“In my view, a truly inclusive organisation is where a workforce is diverse at all levels and employees feel, at the very least, valued, heard and understood,” said Mr Goonrey.

“And a key factor in the success of any inclusive initiative is having the ability for the leaders of an organisation to see and listen to every person’s point of view.”


Providing staff with a safe environment is important, said Mr Goonrey: “The workforce should be one where all employees feel safe to be themselves and to be able to contribute to having an inclusive culture. There should be one where there’s a promotion of awareness of unconscious bias, particularly for those in leadership roles and for those who make recruitment and other decisions in the employment life cycle.”

“It’s asking your people what an inclusive organisation means for them and what their aspirations are for the organisation in that regard. Because it’s all very well and good for someone like me to sit there and say, ‘This is what I think a truly inclusive organisation is’, but ultimately, why not ask your people what that means for them?”

As Mr Goonrey outlined, diversity can bring varying experiences, perspectives, and skills that can all be valuable assets to a business. However, it is more than just filling a cultural quota.

“There’s one organisation that we work with, a very large employer. It has such a diverse workforce, particularly in relation to age. It’ll have younger people and older people … who work in the same workplace. You have an equal proportion in terms of men and women in leadership positions within that organisation. You have an array of abilities. You have people who have disabilities, you have people who are high-performing employees, you have neurodiverse employees within this organisation,” explained Mr Goonrey.

“And I think what works with them is … that it’s not an effort for them to recruit, to promote and to encourage this vast array of a workforce. And it is, in my experience, truly unique because they don’t have any barriers.”

He continued: “I’ve worked with organisations that don’t have any diversity ... And you will find that does occur in certain sectors as well because traditionally, they have attracted women as opposed to men. And vice versa, you will have sectors that just attract men to particular positions as opposed to women.”

Diversifying your headcount may mean looking outside of usual hiring pools. With talent shortages affecting the success of standard hiring processes, being more open to previously underutilised but valuable candidates, such as an ageing workforce, may be beneficial.

“With inflation the way it is at the moment, there seems to be an imperative for some older people to actually go back into the workplace,” Mr Goonrey said.

“Since the pandemic, there has been a shortage of [hospitality] workers.
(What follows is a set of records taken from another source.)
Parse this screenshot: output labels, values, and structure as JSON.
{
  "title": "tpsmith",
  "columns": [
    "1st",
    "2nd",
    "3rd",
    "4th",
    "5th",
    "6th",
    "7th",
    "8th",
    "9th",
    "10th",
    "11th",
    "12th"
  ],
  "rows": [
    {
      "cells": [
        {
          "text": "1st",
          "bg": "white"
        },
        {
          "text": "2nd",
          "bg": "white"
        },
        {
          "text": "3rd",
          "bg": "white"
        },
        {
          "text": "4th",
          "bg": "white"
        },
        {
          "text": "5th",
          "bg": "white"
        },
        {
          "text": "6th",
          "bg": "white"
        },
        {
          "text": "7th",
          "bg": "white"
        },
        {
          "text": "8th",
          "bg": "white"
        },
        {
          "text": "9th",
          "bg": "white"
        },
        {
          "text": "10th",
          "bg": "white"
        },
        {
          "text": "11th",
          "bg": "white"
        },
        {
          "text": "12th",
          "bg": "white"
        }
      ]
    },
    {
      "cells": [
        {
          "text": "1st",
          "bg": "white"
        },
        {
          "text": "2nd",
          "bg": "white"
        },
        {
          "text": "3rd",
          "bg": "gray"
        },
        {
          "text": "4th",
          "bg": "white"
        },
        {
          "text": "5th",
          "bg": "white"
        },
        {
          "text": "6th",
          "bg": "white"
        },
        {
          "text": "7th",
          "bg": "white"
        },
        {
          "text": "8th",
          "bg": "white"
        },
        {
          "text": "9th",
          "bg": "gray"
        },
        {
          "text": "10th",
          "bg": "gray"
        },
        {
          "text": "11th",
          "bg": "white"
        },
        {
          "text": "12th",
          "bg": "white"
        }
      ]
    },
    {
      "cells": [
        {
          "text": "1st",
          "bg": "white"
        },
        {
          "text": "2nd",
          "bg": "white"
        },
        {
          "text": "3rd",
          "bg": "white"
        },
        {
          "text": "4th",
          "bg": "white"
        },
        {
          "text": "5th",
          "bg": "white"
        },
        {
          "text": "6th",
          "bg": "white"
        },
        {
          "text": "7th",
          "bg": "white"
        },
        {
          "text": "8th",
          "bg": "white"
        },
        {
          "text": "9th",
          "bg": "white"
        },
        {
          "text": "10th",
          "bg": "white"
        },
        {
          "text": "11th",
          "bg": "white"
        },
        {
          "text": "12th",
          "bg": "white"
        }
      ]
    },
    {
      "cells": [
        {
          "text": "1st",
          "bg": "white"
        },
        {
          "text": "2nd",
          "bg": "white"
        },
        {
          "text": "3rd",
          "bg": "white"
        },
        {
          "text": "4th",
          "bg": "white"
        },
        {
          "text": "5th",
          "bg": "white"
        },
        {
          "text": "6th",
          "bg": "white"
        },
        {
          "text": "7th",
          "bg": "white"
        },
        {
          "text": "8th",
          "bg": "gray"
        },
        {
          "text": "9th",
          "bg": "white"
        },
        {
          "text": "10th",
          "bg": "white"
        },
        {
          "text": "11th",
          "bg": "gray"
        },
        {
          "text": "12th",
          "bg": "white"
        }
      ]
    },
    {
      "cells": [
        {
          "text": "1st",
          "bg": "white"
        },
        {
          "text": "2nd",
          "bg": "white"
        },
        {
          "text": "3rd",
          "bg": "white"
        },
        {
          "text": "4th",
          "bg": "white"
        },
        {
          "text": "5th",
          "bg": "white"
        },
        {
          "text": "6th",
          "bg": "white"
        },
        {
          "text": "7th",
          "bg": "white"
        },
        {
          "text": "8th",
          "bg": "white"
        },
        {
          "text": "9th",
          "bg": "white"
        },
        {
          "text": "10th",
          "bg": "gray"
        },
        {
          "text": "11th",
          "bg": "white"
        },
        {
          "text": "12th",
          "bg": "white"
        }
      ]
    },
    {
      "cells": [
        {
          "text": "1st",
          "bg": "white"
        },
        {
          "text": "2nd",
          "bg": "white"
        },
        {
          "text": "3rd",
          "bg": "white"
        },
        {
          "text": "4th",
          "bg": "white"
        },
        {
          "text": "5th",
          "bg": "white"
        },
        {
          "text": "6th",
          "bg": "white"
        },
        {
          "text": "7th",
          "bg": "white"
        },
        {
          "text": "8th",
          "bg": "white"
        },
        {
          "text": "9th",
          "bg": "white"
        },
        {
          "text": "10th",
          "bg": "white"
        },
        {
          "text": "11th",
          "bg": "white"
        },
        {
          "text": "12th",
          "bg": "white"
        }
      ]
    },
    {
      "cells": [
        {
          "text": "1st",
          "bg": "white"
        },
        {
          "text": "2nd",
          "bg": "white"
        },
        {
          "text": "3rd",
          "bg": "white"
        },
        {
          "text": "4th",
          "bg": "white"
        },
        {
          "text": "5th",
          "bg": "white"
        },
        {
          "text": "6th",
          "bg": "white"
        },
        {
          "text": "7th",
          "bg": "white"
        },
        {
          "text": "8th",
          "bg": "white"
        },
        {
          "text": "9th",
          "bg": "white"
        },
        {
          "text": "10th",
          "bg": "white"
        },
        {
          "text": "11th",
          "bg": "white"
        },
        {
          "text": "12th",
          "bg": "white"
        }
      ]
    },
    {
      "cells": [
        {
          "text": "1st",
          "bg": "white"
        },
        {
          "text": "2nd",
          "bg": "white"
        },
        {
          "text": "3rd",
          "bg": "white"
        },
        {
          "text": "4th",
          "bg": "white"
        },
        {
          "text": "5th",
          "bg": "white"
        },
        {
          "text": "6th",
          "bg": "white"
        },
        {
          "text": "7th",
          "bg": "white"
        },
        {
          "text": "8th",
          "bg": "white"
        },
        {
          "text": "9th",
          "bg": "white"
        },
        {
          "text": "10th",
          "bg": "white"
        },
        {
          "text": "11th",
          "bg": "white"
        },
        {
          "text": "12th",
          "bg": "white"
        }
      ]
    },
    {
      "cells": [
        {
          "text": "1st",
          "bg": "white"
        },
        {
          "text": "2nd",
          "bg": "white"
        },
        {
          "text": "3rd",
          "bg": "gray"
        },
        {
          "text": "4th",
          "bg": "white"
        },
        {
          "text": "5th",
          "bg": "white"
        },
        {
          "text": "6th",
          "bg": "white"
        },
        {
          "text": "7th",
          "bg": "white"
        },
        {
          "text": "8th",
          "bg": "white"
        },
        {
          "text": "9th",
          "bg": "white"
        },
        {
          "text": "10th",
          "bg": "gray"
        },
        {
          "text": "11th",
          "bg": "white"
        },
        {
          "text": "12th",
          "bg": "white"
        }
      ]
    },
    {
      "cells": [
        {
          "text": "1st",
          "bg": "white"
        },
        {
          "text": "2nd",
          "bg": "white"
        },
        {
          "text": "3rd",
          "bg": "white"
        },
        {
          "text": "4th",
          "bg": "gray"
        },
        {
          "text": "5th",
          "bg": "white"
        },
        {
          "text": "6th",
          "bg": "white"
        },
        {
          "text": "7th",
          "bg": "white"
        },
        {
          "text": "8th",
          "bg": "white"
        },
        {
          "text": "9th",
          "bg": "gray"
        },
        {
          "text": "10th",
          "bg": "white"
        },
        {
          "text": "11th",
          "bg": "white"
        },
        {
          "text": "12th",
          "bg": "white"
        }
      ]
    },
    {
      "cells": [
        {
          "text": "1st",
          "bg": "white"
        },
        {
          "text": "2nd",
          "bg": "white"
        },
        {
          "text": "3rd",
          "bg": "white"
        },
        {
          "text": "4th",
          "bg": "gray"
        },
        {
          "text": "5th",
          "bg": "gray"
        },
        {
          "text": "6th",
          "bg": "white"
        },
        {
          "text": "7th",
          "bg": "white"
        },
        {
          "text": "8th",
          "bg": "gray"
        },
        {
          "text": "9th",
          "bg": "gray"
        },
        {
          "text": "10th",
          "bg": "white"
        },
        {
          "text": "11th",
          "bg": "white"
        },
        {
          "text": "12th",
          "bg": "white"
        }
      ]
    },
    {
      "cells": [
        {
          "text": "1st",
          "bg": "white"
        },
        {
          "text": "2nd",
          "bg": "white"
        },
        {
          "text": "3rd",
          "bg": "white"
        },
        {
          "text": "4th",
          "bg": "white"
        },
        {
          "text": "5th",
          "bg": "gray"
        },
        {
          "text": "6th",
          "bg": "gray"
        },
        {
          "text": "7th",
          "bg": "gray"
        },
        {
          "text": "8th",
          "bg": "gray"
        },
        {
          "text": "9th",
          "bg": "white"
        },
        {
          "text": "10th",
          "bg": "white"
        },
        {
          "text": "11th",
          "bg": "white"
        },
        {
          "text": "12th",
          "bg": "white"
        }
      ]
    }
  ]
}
And that could be a sector where employers go, ‘Why don’t we try and get older workers back into the workplace?’”

The transcript of this podcast episode, when quoted above, was slightly edited for publishing purposes. The full audio conversation with Aaron Goonrey on 24 November 2022 is below, and the original podcast article can be found here.


Jack Campbell

Jack Campbell

Jack is the editor at HR Leader.